Proponents of coherentism, reliabilism, and antirealism have criticized foundationalism on various technical features of its theory of justification, as they understand it. What are these features? How have they been attacked? Are they defeasible?
Rebuttally, what are the presuppositions of the critics' arguments? Are they valid? Are their premises coherent, reliable, justifiable, true, supportive, interpretive, meaningful, powerful?
Written by Tim 2/25/2013:
I suggested to Tom that we explore criticisms against foundationalism. My hope is that after this meeting, we'll walk away with a stronger and more confident understanding of whichever epistemological view we choose to subscribe to, as well as a better understanding of our opponents'. As the host, I'll be tasked to guide the discussion.
I know not all of us agrees with foundationalism, so I encourage you share your views and why you disagree with foundationalism. If you would like to present your argument, please respond to this post. You do not need to explain why here, as I will fit you into the agenda.
Thanks, everyone! :)
P.S. If you'd like to take notes, please being your own pen!
Additional context written by Tim 3/4/2013:
I'm pleased to see so much discussion! I'm also passionate about epistemology since it's the basis for all thinking.
The main reason why I've become interested in philosophy is because I needed to know how do we know what we know is true. Foundationalism asserts that we know what we know to be true because of our perceptions. How do we know our perceptions are accurate? Is there a reason to doubt our perceptions? Our perceptions are given to us (thus the burden of proof is on the doubter). You either perceive or you don't. This is where it all starts.
You can say I am "searching." In order to be objective, I'd like to explore other epistemological views before I can confidently say foundationalism is THE answer. I can say, however, that I can no longer argue against foundationalism (you can ask Tom how long I've argued against it for the sake of objectivity).
Another concern of mine is that I'm subscribing to foundationalism because it appeals to my emotions rather than to logic. I really need to examine foundationalism, or ANY other epistemological view, with a fine-toothed comb.
I don't have any formal training in philosophy (and that's the beauty of philosophy - formal training is not required to think). Tom has said that because I haven't been indoctrinated, my acceptance of foundationalism came a lot easier than others. I didn't have much, if any, other epistemological beliefs to fight against. However, I can also see how one could I argue that I merely accepted the first epistemological view that I have spent significant time with. I don't believe I have because I have spent just as much time doubting it, but hey, maybe I'll find out otherwise this Thursday?

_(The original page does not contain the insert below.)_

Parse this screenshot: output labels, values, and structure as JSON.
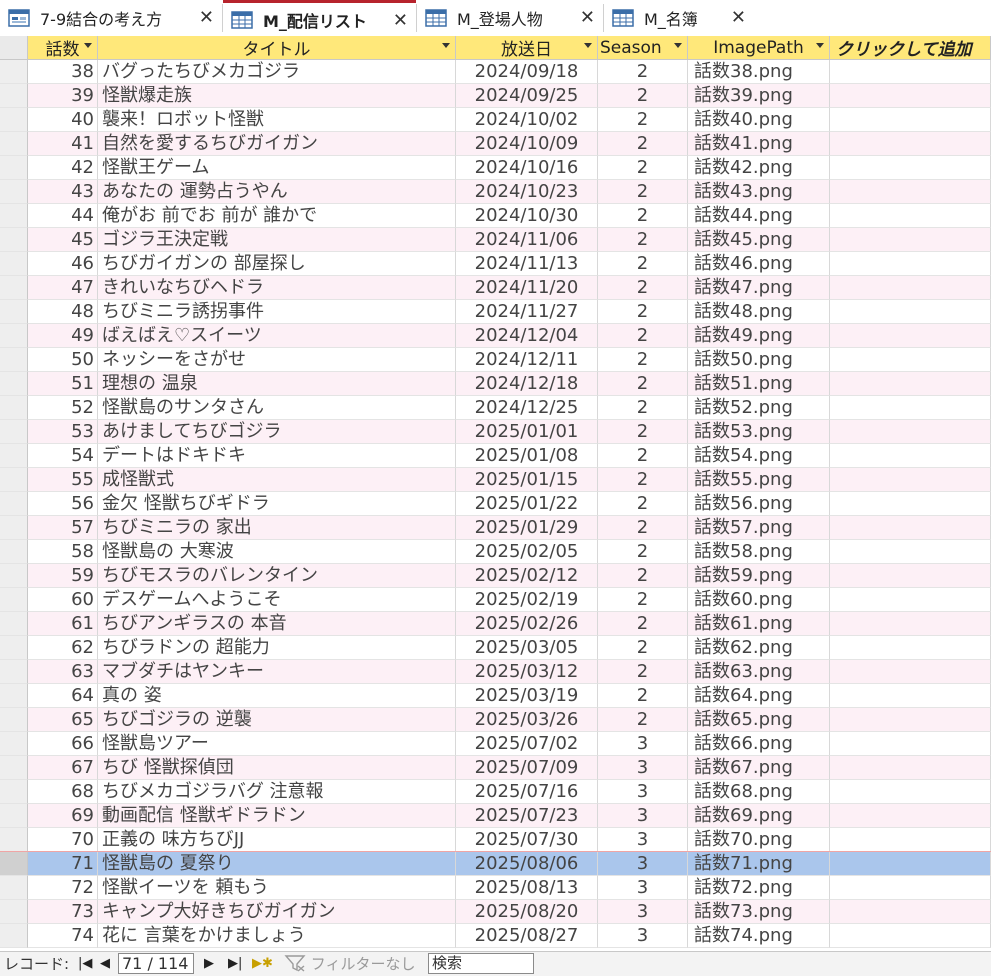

I have a feeling we're going to be really tight on time again. Probably more so than ever given all the discussion we already have on this page. I'd like to ask that we try to keep our discussion on Thursday as pertinent as possible and keep tangents to a minimum. This will be an important discussion for myself and many others.
P.S. Just because something opposes your view doesn't make it wrong. I'd like to remind everyone that we should be open to the idea that we could be wrong (given opposing proof), and that we make decisions based on the rigors of logic/reason/rational thinking (not sure what the correct word is here, so choose your poison :-P).